By Rabbi Renée Bauer
Sukkot is a holiday that reminds us of the impermanence of the structures in which we live and, most profoundly, of our very lives. Most of us who are reading this article live in a house or an apartment with a sturdy foundation and strong walls to keep out the weather. Even though we see pictures of houses destroyed by natural disasters or are approached by unhoused folks asking for money on the streets in our city, we live as if those will never be our experiences, that our shelter is permanent. But each year, Judaism asks us to un-lift the veil of our certainty. It calls on us to build a temporary shelter, a sukkah, that has a roof of branches that allows us to see the stars and a flimsy structure that can easily be blown down. We face the truth that nothing in life is permanent.

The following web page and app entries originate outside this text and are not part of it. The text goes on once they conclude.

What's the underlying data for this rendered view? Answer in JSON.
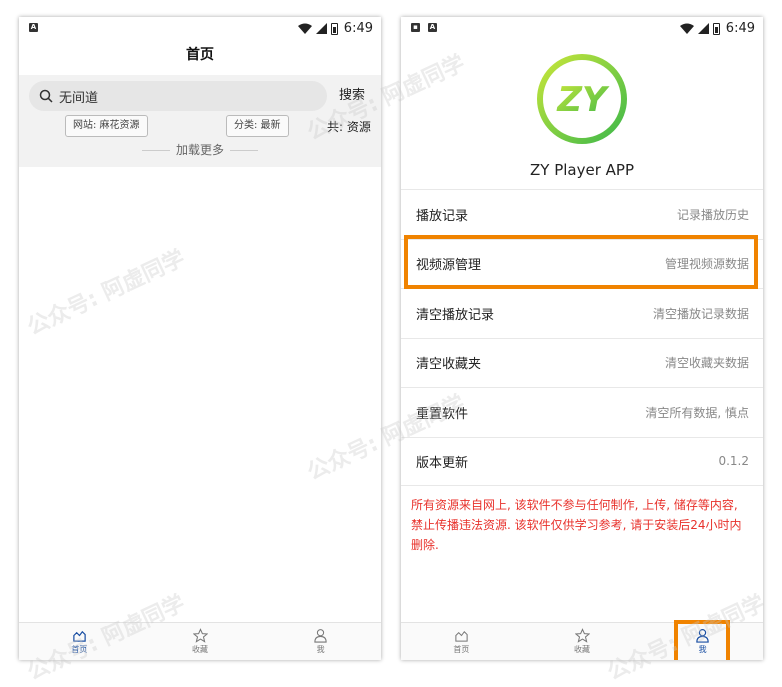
{
  "status": {
    "time": "6:49"
  },
  "left": {
    "title": "首页",
    "search": {
      "value": "无间道",
      "button": "搜索"
    },
    "filters": {
      "site": "网站: 麻花资源",
      "category": "分类: 最新"
    },
    "total": "共: 资源",
    "load_more": "加载更多",
    "tabs": [
      {
        "label": "首页",
        "icon": "home-icon",
        "active": true
      },
      {
        "label": "收藏",
        "icon": "star-icon",
        "active": false
      },
      {
        "label": "我",
        "icon": "user-icon",
        "active": false
      }
    ]
  },
  "right": {
    "app_name": "ZY Player APP",
    "logo": {
      "text": "ZY",
      "colors": {
        "outer": "#a8d83a",
        "inner": "#6dc23a"
      }
    },
    "menu": [
      {
        "label": "播放记录",
        "desc": "记录播放历史"
      },
      {
        "label": "视频源管理",
        "desc": "管理视频源数据"
      },
      {
        "label": "清空播放记录",
        "desc": "清空播放记录数据"
      },
      {
        "label": "清空收藏夹",
        "desc": "清空收藏夹数据"
      },
      {
        "label": "重置软件",
        "desc": "清空所有数据, 慎点"
      },
      {
        "label": "版本更新",
        "desc": "0.1.2"
      }
    ],
    "notice": "所有资源来自网上, 该软件不参与任何制作, 上传, 储存等内容, 禁止传播违法资源. 该软件仅供学习参考, 请于安装后24小时内删除.",
    "tabs": [
      {
        "label": "首页",
        "icon": "home-icon",
        "active": false
      },
      {
        "label": "收藏",
        "icon": "star-icon",
        "active": false
      },
      {
        "label": "我",
        "icon": "user-icon",
        "active": true
      }
    ]
  },
  "colors": {
    "highlight": "#f08300",
    "notice": "#e8322c",
    "active_tab": "#1a4fa3"
  },
  "watermark": "公众号: 阿虚同学"
}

Working at Jewish Social Services, I see this truth on a regular basis. We serve clients who are living in their cars. We work with community members with mental illness that makes it hard for them to maintain their housing. We welcome refugees to this country who have fled violent situations in their home country, have lived in temporary housing in a second country, and arrive here hoping to find a safe place to be rooted. We work with senior citizens who no longer are able to safely live independently in the homes in which they raised their families and have lived for decades. We help all of these people find new housing and accompany them as they make it home.
This work is challenging in the Madison area, which has a very tight market that lacks sufficient affordable housing options. However, it can also be incredibly rewarding. Setting up a welcoming apartment for a newly arriving refugee family, securing affordable housing for a homeless client, or being present as seniors make the difficult transition to assisted living is holy work. It is Jewish work. We have a history as a people who wandered in the desert, who have been expelled from our homes by persecution, and who have yearned for a place to call home. We know the sanctity of home each time we walk through the doorpost with a mezuzah on it.
The sukkah reminds us of the universality of human vulnerability to the elements of nature and to the fragility of life. The sukkah is open on one side, and tradition instructs us to invite guests into our sukkah. We welcome others into our sukkah because community, more than any structure, provides us the strength to face life challenges. Together we not only survive but bring joy into our lives and make this holiday truly z’man simchateinu, the season of our joy.
Rabbi Renée Bauer is Director of Chaplaincy and Outreach at Jewish Social Services of Madison.